This space most recently was occupied by Sonoma Kitchen, which originally was called Sonoma Draught House, and before that was a place called Beacon.

If you’re a fan of the food at RusTeak, you’ll probably like what you taste at the Stubborn Mule. That’s not to say the menus are identical, but they do both have the same feel and approach to casual American cuisine. The Mule’s menu is smaller, something that isn’t unexpected considering that this is a smaller venue and the focus here, as with previous occupants, is more to offer edible sustenance to go with the sloshable quaffs. Indeed, the restaurant’s name is derived from the currently repopular classic Moscow Mule cocktail served in a copper cup.

Stubborn Mule mule

Oddly, although there are several mulish variations on SM’s drink menu, none is called a Moscow Mule. The one named for the restaurant comes the closest to the recipe — vodka, lime juice and ginger beer — but adds orange bitters, just to be stubborn, I suppose. I found it refreshing, but I prefer my mule to, ahem, have a little more kick.

The burger that bore the restaurant’s name was good, if unwieldy. And by the way, extra points are added for not adding a dish to the menu named the Stubborn Burro-ito, or some other inane variation.

Stubborn Mule burger

The Stubborn Mule Burger was impressive in appearance, and the taste was pretty good, too. But this is not a burger you can pick up and eat, at least not without having your tablemates stare at you with disgust. Besides an ample and amply juicy patty, there were rashers of maple and pepper cured bacon, melted gruyere, cider onion jam and a frizzle or crispy sweet potatoes between the brioche bun. That’s a lot to shove into one’s mouth, but it was quite good with a knife and fork. I liked the Garlic Bistro Fries, too, not too thin, not too fat, and not too garlicky, with a sprinkling of parmesan cheese and some herbs.

One of my companions ordered the fish sandwich, which for some reason is called the Beach Bum (points taken away). It was just as high-stacked as the burger but not as edible — my friend declared the fish overcooked after one bite. (A replacement was appropriately offered right away, which was declined but delivered anyway. Points added back.)

I also sampled the appetizer of Zucchini Fritters, sort of potato pancakes but with squash, served with something that was supposed to be sriracha crème fraîche but tasted like mild mayo. I liked the fritters — they had just the right amount of greasiness — but eight bucks seemed a bit dear. (The burger and bum were each $14.)

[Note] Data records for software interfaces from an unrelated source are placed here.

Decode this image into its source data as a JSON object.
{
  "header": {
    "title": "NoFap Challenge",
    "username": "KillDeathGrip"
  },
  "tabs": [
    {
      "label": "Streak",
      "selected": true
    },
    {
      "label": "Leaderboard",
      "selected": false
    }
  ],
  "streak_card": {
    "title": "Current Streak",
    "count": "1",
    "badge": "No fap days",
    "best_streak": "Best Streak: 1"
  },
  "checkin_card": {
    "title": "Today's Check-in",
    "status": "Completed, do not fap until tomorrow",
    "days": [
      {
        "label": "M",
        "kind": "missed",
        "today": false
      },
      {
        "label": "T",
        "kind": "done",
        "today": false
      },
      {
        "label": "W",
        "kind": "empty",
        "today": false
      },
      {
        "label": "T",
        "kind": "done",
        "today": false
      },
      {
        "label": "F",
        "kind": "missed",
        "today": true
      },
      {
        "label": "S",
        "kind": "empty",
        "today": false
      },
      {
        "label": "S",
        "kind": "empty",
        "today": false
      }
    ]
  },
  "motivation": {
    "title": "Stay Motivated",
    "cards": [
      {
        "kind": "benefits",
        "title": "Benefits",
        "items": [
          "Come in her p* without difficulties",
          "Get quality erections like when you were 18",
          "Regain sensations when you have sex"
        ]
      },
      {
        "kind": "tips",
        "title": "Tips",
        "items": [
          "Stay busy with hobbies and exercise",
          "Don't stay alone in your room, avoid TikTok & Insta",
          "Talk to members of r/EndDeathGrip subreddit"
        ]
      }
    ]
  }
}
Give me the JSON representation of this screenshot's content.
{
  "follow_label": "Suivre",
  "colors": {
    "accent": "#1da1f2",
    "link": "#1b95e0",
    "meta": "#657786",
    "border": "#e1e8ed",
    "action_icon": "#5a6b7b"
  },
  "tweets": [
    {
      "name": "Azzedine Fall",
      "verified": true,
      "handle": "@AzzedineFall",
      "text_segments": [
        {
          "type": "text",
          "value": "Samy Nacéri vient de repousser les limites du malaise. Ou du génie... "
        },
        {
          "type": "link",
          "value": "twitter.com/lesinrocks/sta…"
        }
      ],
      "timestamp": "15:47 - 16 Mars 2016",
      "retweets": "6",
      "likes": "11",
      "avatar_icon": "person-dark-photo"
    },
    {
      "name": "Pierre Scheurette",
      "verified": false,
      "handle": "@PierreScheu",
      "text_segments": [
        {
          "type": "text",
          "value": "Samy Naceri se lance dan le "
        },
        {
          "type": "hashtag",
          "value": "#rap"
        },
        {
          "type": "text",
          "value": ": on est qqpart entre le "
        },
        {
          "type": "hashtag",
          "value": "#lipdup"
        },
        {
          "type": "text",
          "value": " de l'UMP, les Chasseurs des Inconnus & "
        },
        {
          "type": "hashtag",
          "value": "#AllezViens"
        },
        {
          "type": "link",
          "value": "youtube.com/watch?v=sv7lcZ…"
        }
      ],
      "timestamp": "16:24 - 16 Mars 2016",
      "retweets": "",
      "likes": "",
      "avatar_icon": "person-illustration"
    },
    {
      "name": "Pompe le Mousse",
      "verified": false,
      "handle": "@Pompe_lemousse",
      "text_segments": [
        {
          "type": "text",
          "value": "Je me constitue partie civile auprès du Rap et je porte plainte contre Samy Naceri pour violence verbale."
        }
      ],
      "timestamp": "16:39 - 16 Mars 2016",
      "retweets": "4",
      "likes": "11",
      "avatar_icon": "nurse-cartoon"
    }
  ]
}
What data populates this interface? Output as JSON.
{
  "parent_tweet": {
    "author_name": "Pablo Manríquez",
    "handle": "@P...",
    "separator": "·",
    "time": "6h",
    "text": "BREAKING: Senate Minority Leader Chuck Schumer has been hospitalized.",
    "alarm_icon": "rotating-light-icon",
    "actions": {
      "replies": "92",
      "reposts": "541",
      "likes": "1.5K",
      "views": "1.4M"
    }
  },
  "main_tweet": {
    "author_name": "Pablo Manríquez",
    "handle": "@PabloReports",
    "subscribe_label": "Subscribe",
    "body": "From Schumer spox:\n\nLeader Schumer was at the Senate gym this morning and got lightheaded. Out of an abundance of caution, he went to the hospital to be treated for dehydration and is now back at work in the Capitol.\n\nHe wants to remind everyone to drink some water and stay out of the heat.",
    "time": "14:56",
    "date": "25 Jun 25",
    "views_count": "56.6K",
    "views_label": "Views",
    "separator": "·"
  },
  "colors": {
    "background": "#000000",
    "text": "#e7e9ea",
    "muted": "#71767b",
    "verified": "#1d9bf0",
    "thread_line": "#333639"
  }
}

Although not polished, our server was attentive and eager and did a lot of things right. (See reference to overcooked fish above.)

I couldn’t tell that much had changed with the decor, though one of my friends pointed out that the square high-top tables had been replaced by round ones that better complemented the curved front window.

There often is a valet parking service in front of the Sanctuary but not on the night I visited. As a result, I spent quite a bit of time circling the surrounding streets looking for a place to park. I had to park so far away that it would have been nice if a donkey cart had come by to take me to the restaurant.

The Stubborn Mule is at 100 S. Eola Ave., Orlando. It is open for dinner daily and brunch on Saturday and Sunday. The phone number is 407-730-3400.